WHEN LEGISLATIVE LEADERS this week pushed discussions of tax breaks from this year into next, one reason they gave was so the discussion “will be informed by the views of a newly elected Legislature and governor.”
Republican Gov. Charlie Baker and the Democratic-led Legislature had agreed in concept (with some differences in details) to increase tax breaks for families with children, renters, seniors, and low-income households and to adjust the estate tax so it kicks in at a higher level. Baker wanted to lower the short-term capital gains tax, but lawmakers disagreed. All those tax breaks were left out of the economic development bill lawmakers voted on Thursday, although residents are benefiting from $3 billion in rebates being sent out as part of the 62F tax refund law, which was triggered by high state revenues.
Republican gubernatorial candidate Geoff Diehl has said he’s all in for lowering taxes. He’s pledged not to raise taxes and has campaigned on an anti-tax platform.
But what will tax policy look like if Democratic Attorney General Maura Healey, who is leading in all the polls, is elected? Healey said Thursday that she supports tax relief and “it will absolutely be priority day one to work with the Legislature on those reforms.”
Healey has voiced support for both raising and lowering taxes.

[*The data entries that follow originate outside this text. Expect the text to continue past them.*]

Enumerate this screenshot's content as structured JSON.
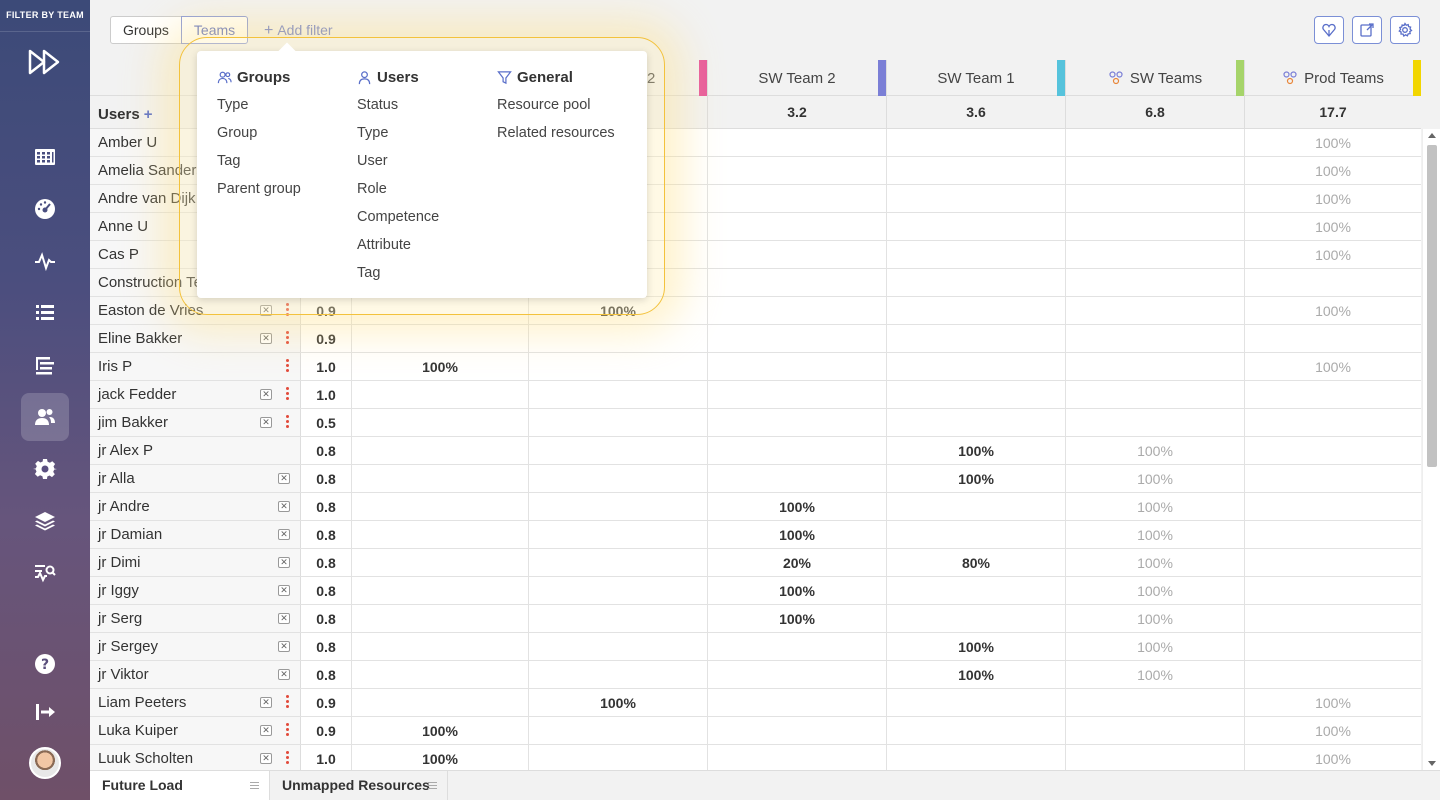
{
  "sidebar": {
    "title": "FILTER BY TEAM",
    "items": [
      {
        "icon": "grid-icon"
      },
      {
        "icon": "dashboard-icon"
      },
      {
        "icon": "activity-icon"
      },
      {
        "icon": "list-icon"
      },
      {
        "icon": "tree-list-icon"
      },
      {
        "icon": "users-icon",
        "active": true
      },
      {
        "icon": "gear-icon"
      },
      {
        "icon": "layers-icon"
      },
      {
        "icon": "search-activity-icon"
      },
      {
        "icon": "help-icon"
      },
      {
        "icon": "logout-icon"
      }
    ]
  },
  "toolbar": {
    "tabs": [
      "Groups",
      "Teams"
    ],
    "selected_tab": "Teams",
    "add_filter": "Add filter"
  },
  "columns": [
    {
      "label": "SW Team 2",
      "total": "3.2",
      "bar_color": "#7b7fd6"
    },
    {
      "label": "SW Team 1",
      "total": "3.6",
      "bar_color": "#56c3dc"
    },
    {
      "label": "SW Teams",
      "total": "6.8",
      "bar_color": "#a6d46a"
    },
    {
      "label": "Prod Teams",
      "total": "17.7",
      "bar_color": "#f2d600"
    }
  ],
  "hidden_columns": {
    "col2_header_fragment": "2",
    "col1_bar_color": "#e75a9c"
  },
  "users_header": "Users",
  "rows": [
    {
      "name": "Amber U",
      "c": [
        "",
        "",
        "",
        "",
        "",
        "100%m"
      ]
    },
    {
      "name": "Amelia Sanders",
      "c": [
        "",
        "",
        "",
        "",
        "",
        "100%m"
      ]
    },
    {
      "name": "Andre van Dijk",
      "c": [
        "",
        "",
        "",
        "",
        "",
        "100%m"
      ]
    },
    {
      "name": "Anne U",
      "c": [
        "",
        "",
        "",
        "",
        "",
        "100%m"
      ]
    },
    {
      "name": "Cas P",
      "c": [
        "",
        "",
        "",
        "",
        "",
        "100%m"
      ]
    },
    {
      "name": "Construction Te",
      "c": [
        "",
        "",
        "",
        "",
        "",
        ""
      ]
    },
    {
      "name": "Easton de Vries",
      "fte": "0.9",
      "x": true,
      "kebab": true,
      "c": [
        "",
        "100%",
        "",
        "",
        "",
        "100%m"
      ]
    },
    {
      "name": "Eline Bakker",
      "fte": "0.9",
      "x": true,
      "kebab": true,
      "c": [
        "",
        "",
        "",
        "",
        "",
        ""
      ]
    },
    {
      "name": "Iris P",
      "fte": "1.0",
      "kebab": true,
      "c": [
        "100%",
        "",
        "",
        "",
        "",
        "100%m"
      ]
    },
    {
      "name": "jack Fedder",
      "fte": "1.0",
      "x": true,
      "kebab": true,
      "c": [
        "",
        "",
        "",
        "",
        "",
        ""
      ]
    },
    {
      "name": "jim Bakker",
      "fte": "0.5",
      "x": true,
      "kebab": true,
      "c": [
        "",
        "",
        "",
        "",
        "",
        ""
      ]
    },
    {
      "name": "jr Alex P",
      "fte": "0.8",
      "c": [
        "",
        "",
        "",
        "100%",
        "100%m",
        ""
      ]
    },
    {
      "name": "jr Alla",
      "fte": "0.8",
      "x2": true,
      "c": [
        "",
        "",
        "",
        "100%",
        "100%m",
        ""
      ]
    },
    {
      "name": "jr Andre",
      "fte": "0.8",
      "x2": true,
      "c": [
        "",
        "",
        "100%",
        "",
        "100%m",
        ""
      ]
    },
    {
      "name": "jr Damian",
      "fte": "0.8",
      "x2": true,
      "c": [
        "",
        "",
        "100%",
        "",
        "100%m",
        ""
      ]
    },
    {
      "name": "jr Dimi",
      "fte": "0.8",
      "x2": true,
      "c": [
        "",
        "",
        "20%",
        "80%",
        "100%m",
        ""
      ]
    },
    {
      "name": "jr Iggy",
      "fte": "0.8",
      "x2": true,
      "c": [
        "",
        "",
        "100%",
        "",
        "100%m",
        ""
      ]
    },
    {
      "name": "jr Serg",
      "fte": "0.8",
      "x2": true,
      "c": [
        "",
        "",
        "100%",
        "",
        "100%m",
        ""
      ]
    },
    {
      "name": "jr Sergey",
      "fte": "0.8",
      "x2": true,
      "c": [
        "",
        "",
        "",
        "100%",
        "100%m",
        ""
      ]
    },
    {
      "name": "jr Viktor",
      "fte": "0.8",
      "x2": true,
      "c": [
        "",
        "",
        "",
        "100%",
        "100%m",
        ""
      ]
    },
    {
      "name": "Liam Peeters",
      "fte": "0.9",
      "x": true,
      "kebab": true,
      "c": [
        "",
        "100%",
        "",
        "",
        "",
        "100%m"
      ]
    },
    {
      "name": "Luka Kuiper",
      "fte": "0.9",
      "x": true,
      "kebab": true,
      "c": [
        "100%",
        "",
        "",
        "",
        "",
        "100%m"
      ]
    },
    {
      "name": "Luuk Scholten",
      "fte": "1.0",
      "x": true,
      "kebab": true,
      "c": [
        "100%",
        "",
        "",
        "",
        "",
        "100%m"
      ]
    }
  ],
  "bottom_tabs": [
    "Future Load",
    "Unmapped Resources"
  ],
  "popup": {
    "groups": {
      "title": "Groups",
      "items": [
        "Type",
        "Group",
        "Tag",
        "Parent group"
      ]
    },
    "users": {
      "title": "Users",
      "items": [
        "Status",
        "Type",
        "User",
        "Role",
        "Competence",
        "Attribute",
        "Tag"
      ]
    },
    "general": {
      "title": "General",
      "items": [
        "Resource pool",
        "Related resources"
      ]
    }
  }
}
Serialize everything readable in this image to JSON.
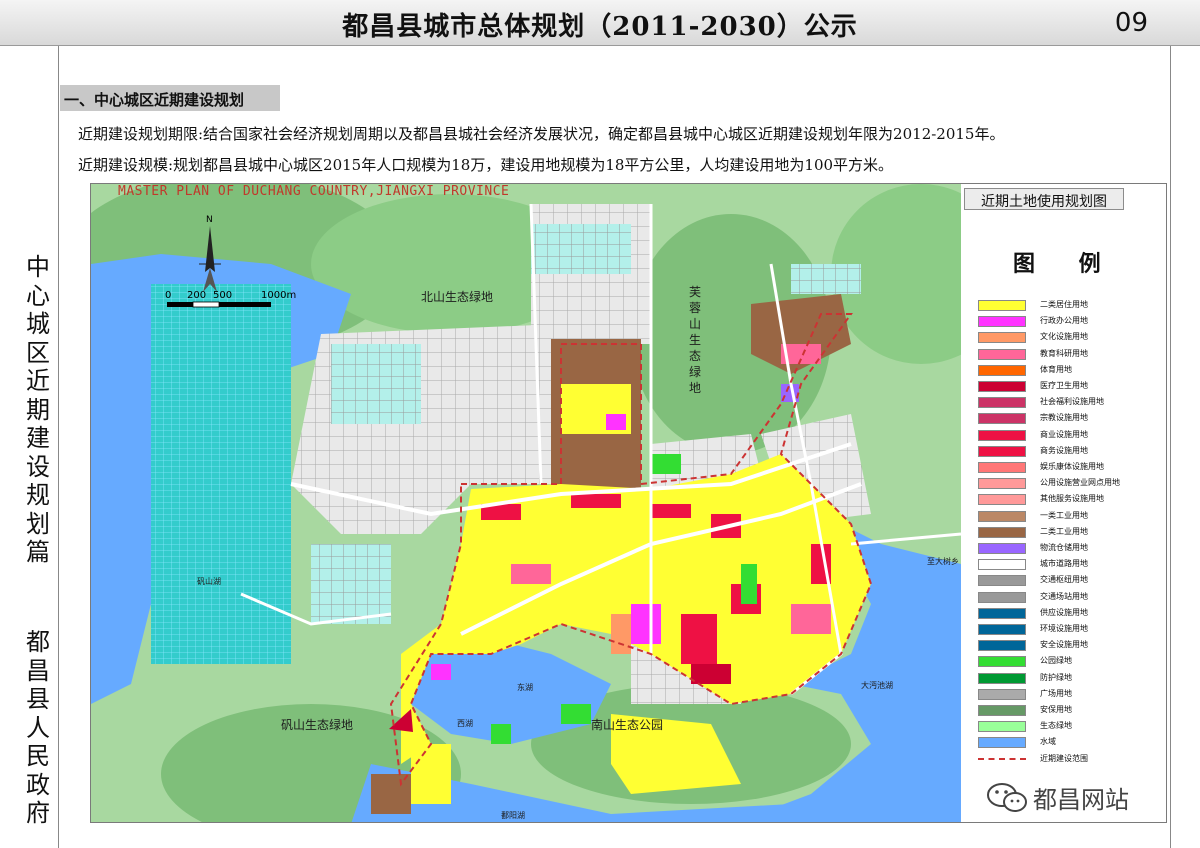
{
  "header": {
    "title": "都昌县城市总体规划（2011-2030）公示",
    "page_number": "09"
  },
  "sidebar": {
    "section_title": "中心城区近期建设规划篇",
    "author": "都昌县人民政府"
  },
  "section": {
    "heading": "一、中心城区近期建设规划",
    "intro_1": "近期建设规划期限:结合国家社会经济规划周期以及都昌县城社会经济发展状况，确定都昌县城中心城区近期建设规划年限为2012-2015年。",
    "intro_2": "近期建设规模:规划都昌县城中心城区2015年人口规模为18万，建设用地规模为18平方公里，人均建设用地为100平方米。"
  },
  "map": {
    "caption": "MASTER PLAN OF DUCHANG COUNTRY,JIANGXI PROVINCE",
    "panel_title": "近期土地使用规划图",
    "north_label": "N",
    "scale_labels": [
      "0",
      "200",
      "500",
      "1000m"
    ],
    "place_names": {
      "beishan": "北山生态绿地",
      "furongshan": "芙蓉山生态绿地",
      "fanshan": "矾山生态绿地",
      "nanshan": "南山生态公园",
      "donghu": "东湖",
      "xihu": "西湖",
      "dawuchi": "大沔池湖",
      "poyang": "鄱阳湖",
      "fanshanhu": "矾山湖",
      "road_east": "至大树乡"
    }
  },
  "legend": {
    "title": "图 例",
    "items": [
      {
        "label": "二类居住用地",
        "color": "#ffff33"
      },
      {
        "label": "行政办公用地",
        "color": "#ff33ff"
      },
      {
        "label": "文化设施用地",
        "color": "#ff9966"
      },
      {
        "label": "教育科研用地",
        "color": "#ff6699"
      },
      {
        "label": "体育用地",
        "color": "#ff6600"
      },
      {
        "label": "医疗卫生用地",
        "color": "#cc0033"
      },
      {
        "label": "社会福利设施用地",
        "color": "#cc3366"
      },
      {
        "label": "宗教设施用地",
        "color": "#cc3366"
      },
      {
        "label": "商业设施用地",
        "color": "#ee1144"
      },
      {
        "label": "商务设施用地",
        "color": "#ee1144"
      },
      {
        "label": "娱乐康体设施用地",
        "color": "#ff7777"
      },
      {
        "label": "公用设施营业网点用地",
        "color": "#ff9999"
      },
      {
        "label": "其他服务设施用地",
        "color": "#ff9999"
      },
      {
        "label": "一类工业用地",
        "color": "#bb8866"
      },
      {
        "label": "二类工业用地",
        "color": "#996644"
      },
      {
        "label": "物流仓储用地",
        "color": "#9966ff"
      },
      {
        "label": "城市道路用地",
        "color": "#ffffff"
      },
      {
        "label": "交通枢纽用地",
        "color": "#999999"
      },
      {
        "label": "交通场站用地",
        "color": "#999999"
      },
      {
        "label": "供应设施用地",
        "color": "#006699"
      },
      {
        "label": "环境设施用地",
        "color": "#006699"
      },
      {
        "label": "安全设施用地",
        "color": "#006699"
      },
      {
        "label": "公园绿地",
        "color": "#33dd33"
      },
      {
        "label": "防护绿地",
        "color": "#009933"
      },
      {
        "label": "广场用地",
        "color": "#aaaaaa"
      },
      {
        "label": "安保用地",
        "color": "#669966"
      },
      {
        "label": "生态绿地",
        "color": "#99ff99"
      },
      {
        "label": "水域",
        "color": "#66aaff"
      },
      {
        "label": "近期建设范围",
        "color": "#cc3333"
      }
    ]
  },
  "watermark": {
    "text": "都昌网站",
    "icon": "wechat-icon"
  }
}
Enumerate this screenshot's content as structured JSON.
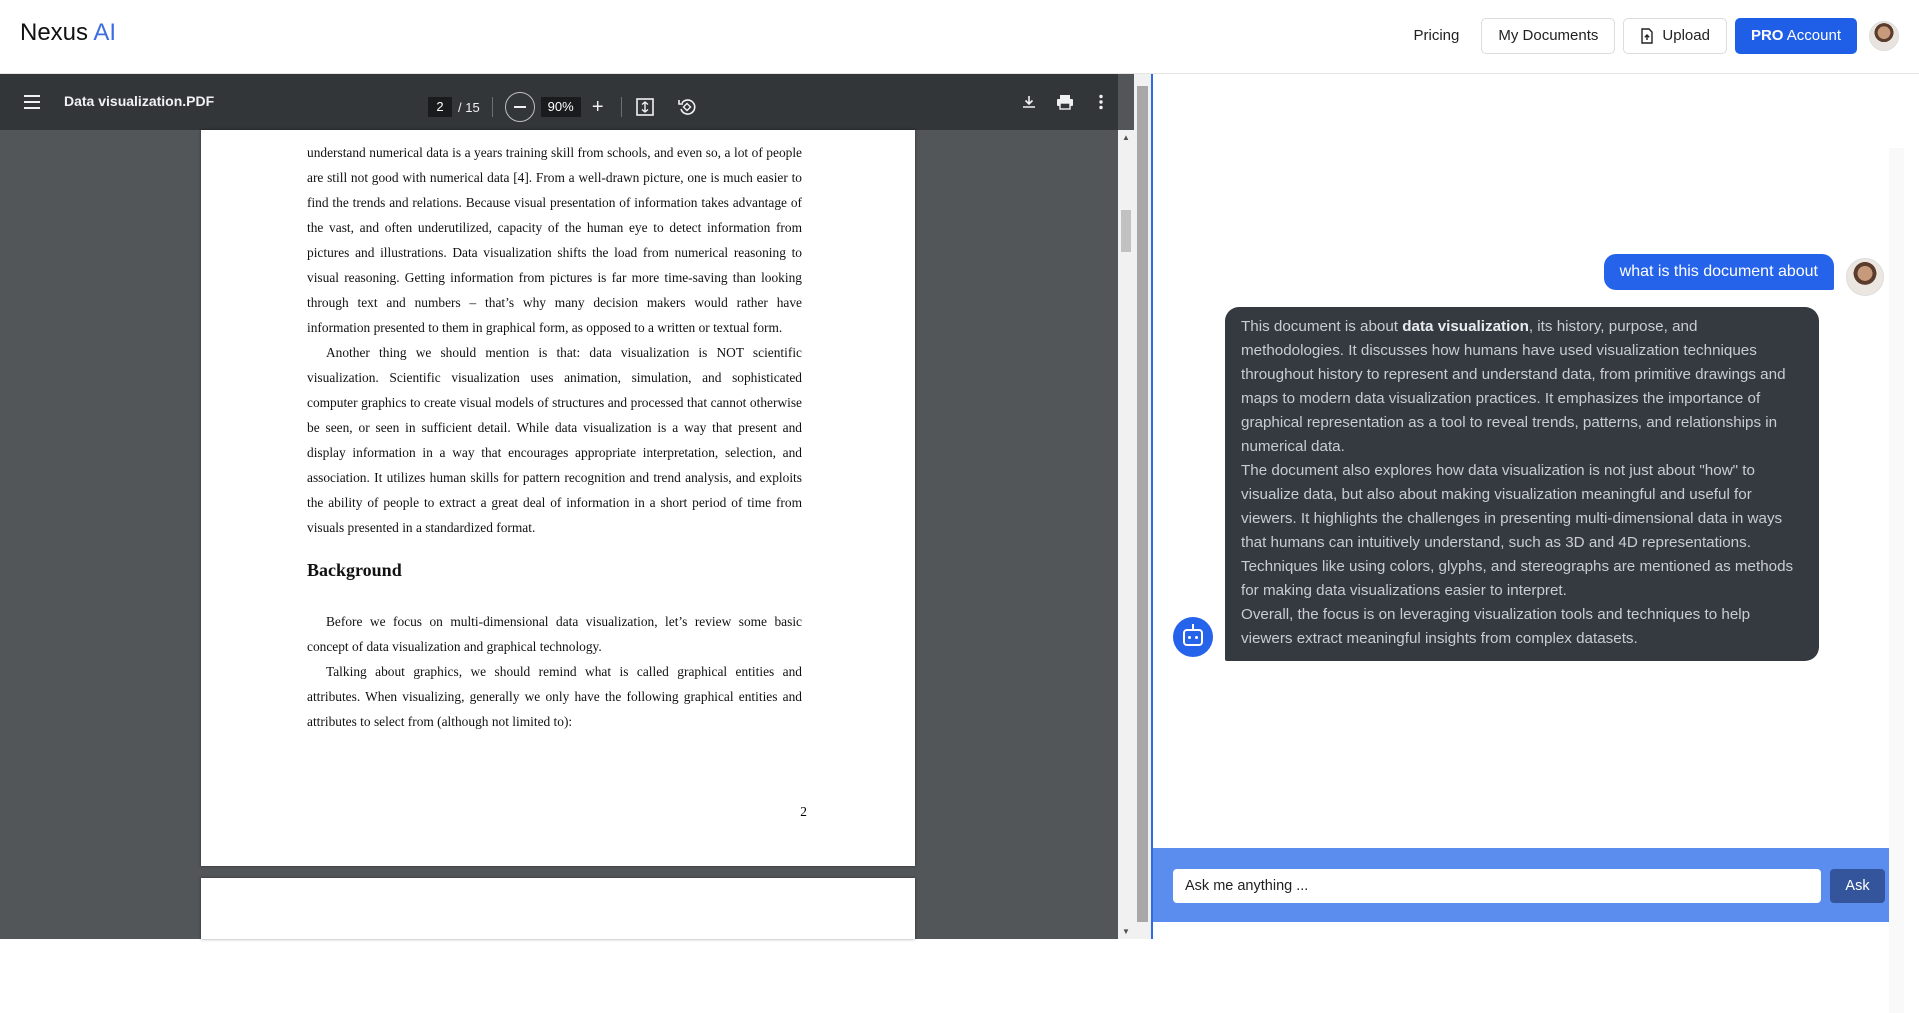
{
  "header": {
    "logo_main": "Nexus",
    "logo_accent": "AI",
    "nav": {
      "pricing": "Pricing",
      "my_documents": "My Documents",
      "upload": "Upload",
      "pro_bold": "PRO",
      "pro_rest": "Account"
    }
  },
  "pdf": {
    "title": "Data visualization.PDF",
    "current_page": "2",
    "total_pages": "/ 15",
    "zoom": "90%",
    "paragraphs": [
      "understand numerical data is a years training skill from schools, and even so, a lot of people are still not good with numerical data [4]. From a well-drawn picture, one is much easier to find the trends and relations. Because visual presentation of information takes advantage of the vast, and often underutilized, capacity of the human eye to detect information from pictures and illustrations. Data visualization shifts the load from numerical reasoning to visual reasoning. Getting information from pictures is far more time-saving than looking through text and numbers – that’s why many decision makers would rather have information presented to them in graphical form, as opposed to a written or textual form.",
      "Another thing we should mention is that: data visualization is NOT scientific visualization. Scientific visualization uses animation, simulation, and sophisticated computer graphics to create visual models of structures and processed that cannot otherwise be seen, or seen in sufficient detail. While data visualization is a way that present and display information in a way that encourages appropriate interpretation, selection, and association. It utilizes human skills for pattern recognition and trend analysis, and exploits the ability of people to extract a great deal of information in a short period of time from visuals presented in a standardized format.",
      "Background",
      "Before we focus on multi-dimensional data visualization, let’s review some basic concept of data visualization and graphical technology.",
      "Talking about graphics, we should remind what is called graphical entities and attributes. When visualizing, generally we only have the following graphical entities and attributes to select from (although not limited to):"
    ],
    "page_number": "2"
  },
  "chat": {
    "user_message": "what is this document about",
    "bot_intro": "This document is about ",
    "bot_bold": "data visualization",
    "bot_p1_rest": ", its history, purpose, and methodologies. It discusses how humans have used visualization techniques throughout history to represent and understand data, from primitive drawings and maps to modern data visualization practices. It emphasizes the importance of graphical representation as a tool to reveal trends, patterns, and relationships in numerical data.",
    "bot_p2": "The document also explores how data visualization is not just about \"how\" to visualize data, but also about making visualization meaningful and useful for viewers. It highlights the challenges in presenting multi-dimensional data in ways that humans can intuitively understand, such as 3D and 4D representations. Techniques like using colors, glyphs, and stereographs are mentioned as methods for making data visualizations easier to interpret.",
    "bot_p3": "Overall, the focus is on leveraging visualization tools and techniques to help viewers extract meaningful insights from complex datasets.",
    "input_placeholder": "Ask me anything ...",
    "ask_label": "Ask"
  },
  "colors": {
    "accent": "#2563eb",
    "pdf_toolbar": "#323639",
    "pdf_bg": "#525659",
    "bot_bubble": "#343a40",
    "input_bar": "#5b8def"
  }
}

She supports Question 1 on the ballot, which would raise the tax rate on income over $1 million by four percentage points and earmark the money for transportation and education.
But Healey has also said she supports the tax breaks proposed by Baker. “I think they make a lot of sense and are progressive and they’re directed at seniors, low income, middle income folks, really, really important things,” Healey said in a debate sponsored by WCVB/Channel 5 last month.
Karissa Hand, a Healey spokesperson, said Healey was disappointed the economic development bill does not include “much needed” tax reform. “As governor, it will be a top priority of hers to get this done with the Legislature,” Hand said.
Yet despite that disappointment, Healey campaigned with one of the main decision makers – House Ways and Means Chair Aaron Michlewitz – on Thursday, visiting Mike’s Pastry, Modern Pastry, and other businesses in Michlewitz’s North End district.
Asked what specific tax breaks she would support, Healey said she would start by looking at Baker’s proposal, which she described as “tax relief for seniors, for low-income folks, for middle-income folks, for renters, also changing the limits for the estate tax and supporting things like the Earned Income Tax Credit.” Healey also mentioned her proposal to create a $600 per child tax credit. Today, the dependent care tax credit is $180 per child capped at two children, and a tax credit for childcare expenses is capped at $240 per child for up to two children.
Healey was noncommittal on Baker’s proposal to lower the tax rate on short-term capital gains, which would help taxpayers who sell investments within a year. Baker proposed it to boost economic competitiveness, and it would help mainly middle and upper-income taxpayers. “I have to look more at that,” Healey said. “In general, I thought the package that Governor Baker put forward made a lot of sense.”
Healey said her campaign stop with Michlewitz focused on the neighborhood, not tax relief. “But look, I’m going to continue to talk with leadership, talk with members of the Legislature, making sure that we act and provide relief to families through tax reform, through a variety of measures,” she said.
Healey also would not say whether she would seek to change the 62F law, which distributes tax refunds proportionally to how much a taxpayer paid. Some progressives have called for distributing the money in a way that favors lower income taxpayers. Healey said she would look at that further, but “I think there’s some more immediate things that we need to work on,” including tax relief and any additional items left out of the economic development bill.